From Shaman’s Circle, 1996, by Nancy Wood
The forest was an ancient tangle, so dense that whispers
could not be heard between the leaves, so tall
That birds became caught in branches and never reached
the sunlight, but spent their lives in the twilight
Layer where moss hung like ropes and the mist of ages
clung thickly to the air. Trees grew like sentinels
To history, older than animals, birds, or fish ever dreamed
of becoming when they were young and believed
That life would last forever. Those trees knew forever meant
long centuries of observation of weather, birds,
And animals, also ferns and moss, the sliding nature of
rocks embedded in mud and the temperament of snails.
Those trees grew up knowing all about one another, side by
side in a moss-green light, comforted by wind trying
To get between them and by rain falling in vertical shafts
anxious to penetrate their dry roots.
Those trees were necessary for balance, harmony, and beauty
in the world. All the animals and birds knew their importance
And spent their days and nights honoring their existence. Then brazen
people came and looked at the trees with calculating eyes.
They built roads and trails, then they cut them down, those ancient,
The trees fell gracefully, according to their nature,
one by one, with moans heard by birds and snails,
While in the river fish hid in dark pools. As the trees fell
they said: We bore witness to our time and

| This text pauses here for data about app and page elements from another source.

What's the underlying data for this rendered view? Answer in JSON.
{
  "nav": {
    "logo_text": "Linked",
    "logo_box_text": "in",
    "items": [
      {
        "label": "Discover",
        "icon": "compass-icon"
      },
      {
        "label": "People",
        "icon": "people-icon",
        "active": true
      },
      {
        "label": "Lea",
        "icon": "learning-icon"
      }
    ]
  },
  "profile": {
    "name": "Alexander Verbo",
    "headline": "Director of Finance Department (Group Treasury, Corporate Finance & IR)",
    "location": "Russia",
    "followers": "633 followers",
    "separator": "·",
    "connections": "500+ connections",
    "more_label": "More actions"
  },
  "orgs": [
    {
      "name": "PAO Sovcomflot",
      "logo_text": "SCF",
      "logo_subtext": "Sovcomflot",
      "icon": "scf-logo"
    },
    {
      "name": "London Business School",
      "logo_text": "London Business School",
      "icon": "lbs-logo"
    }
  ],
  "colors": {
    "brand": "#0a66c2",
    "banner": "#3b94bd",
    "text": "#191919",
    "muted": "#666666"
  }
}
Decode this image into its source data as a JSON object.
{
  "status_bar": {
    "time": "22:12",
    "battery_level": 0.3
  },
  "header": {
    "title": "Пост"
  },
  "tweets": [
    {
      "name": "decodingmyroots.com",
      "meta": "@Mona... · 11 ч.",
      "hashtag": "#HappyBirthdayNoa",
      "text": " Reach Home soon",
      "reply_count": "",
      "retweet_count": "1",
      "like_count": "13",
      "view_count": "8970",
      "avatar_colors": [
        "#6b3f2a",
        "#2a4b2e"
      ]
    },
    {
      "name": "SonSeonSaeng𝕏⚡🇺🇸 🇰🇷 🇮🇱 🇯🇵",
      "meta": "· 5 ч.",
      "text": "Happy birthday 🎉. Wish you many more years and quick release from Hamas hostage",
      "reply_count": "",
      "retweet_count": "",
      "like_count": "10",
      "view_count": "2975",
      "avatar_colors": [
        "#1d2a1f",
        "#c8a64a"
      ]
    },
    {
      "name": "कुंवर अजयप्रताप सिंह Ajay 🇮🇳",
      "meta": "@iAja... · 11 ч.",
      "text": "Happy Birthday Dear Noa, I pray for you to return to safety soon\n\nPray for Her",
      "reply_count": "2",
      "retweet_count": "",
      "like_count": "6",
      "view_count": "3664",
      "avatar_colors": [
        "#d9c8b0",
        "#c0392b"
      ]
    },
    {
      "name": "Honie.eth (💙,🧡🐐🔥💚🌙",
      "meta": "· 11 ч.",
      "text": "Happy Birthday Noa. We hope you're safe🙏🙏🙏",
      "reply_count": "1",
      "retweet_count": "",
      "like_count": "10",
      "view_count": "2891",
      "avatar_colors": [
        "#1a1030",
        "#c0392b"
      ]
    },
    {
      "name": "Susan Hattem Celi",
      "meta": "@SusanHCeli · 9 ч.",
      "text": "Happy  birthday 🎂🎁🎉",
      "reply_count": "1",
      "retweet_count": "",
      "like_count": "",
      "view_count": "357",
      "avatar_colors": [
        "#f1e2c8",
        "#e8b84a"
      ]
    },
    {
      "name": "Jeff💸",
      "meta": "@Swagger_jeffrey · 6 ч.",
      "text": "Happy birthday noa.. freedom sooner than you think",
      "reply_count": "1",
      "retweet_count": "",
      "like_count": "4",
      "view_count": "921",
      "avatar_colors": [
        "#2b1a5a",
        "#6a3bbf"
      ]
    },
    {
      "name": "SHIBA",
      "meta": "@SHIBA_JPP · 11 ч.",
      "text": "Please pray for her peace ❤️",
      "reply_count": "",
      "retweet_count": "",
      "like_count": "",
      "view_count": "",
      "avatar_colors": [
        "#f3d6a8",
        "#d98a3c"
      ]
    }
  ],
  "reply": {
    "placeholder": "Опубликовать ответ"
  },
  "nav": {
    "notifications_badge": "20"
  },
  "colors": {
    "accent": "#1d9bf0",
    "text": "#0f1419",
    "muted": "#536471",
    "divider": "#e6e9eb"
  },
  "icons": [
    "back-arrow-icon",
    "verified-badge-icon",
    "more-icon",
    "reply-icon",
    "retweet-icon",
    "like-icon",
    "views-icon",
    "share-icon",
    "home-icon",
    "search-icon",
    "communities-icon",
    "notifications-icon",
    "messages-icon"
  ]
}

Each of you shall bear witness to a different time. Then,
where each tree fell, a child of destruction sprang up.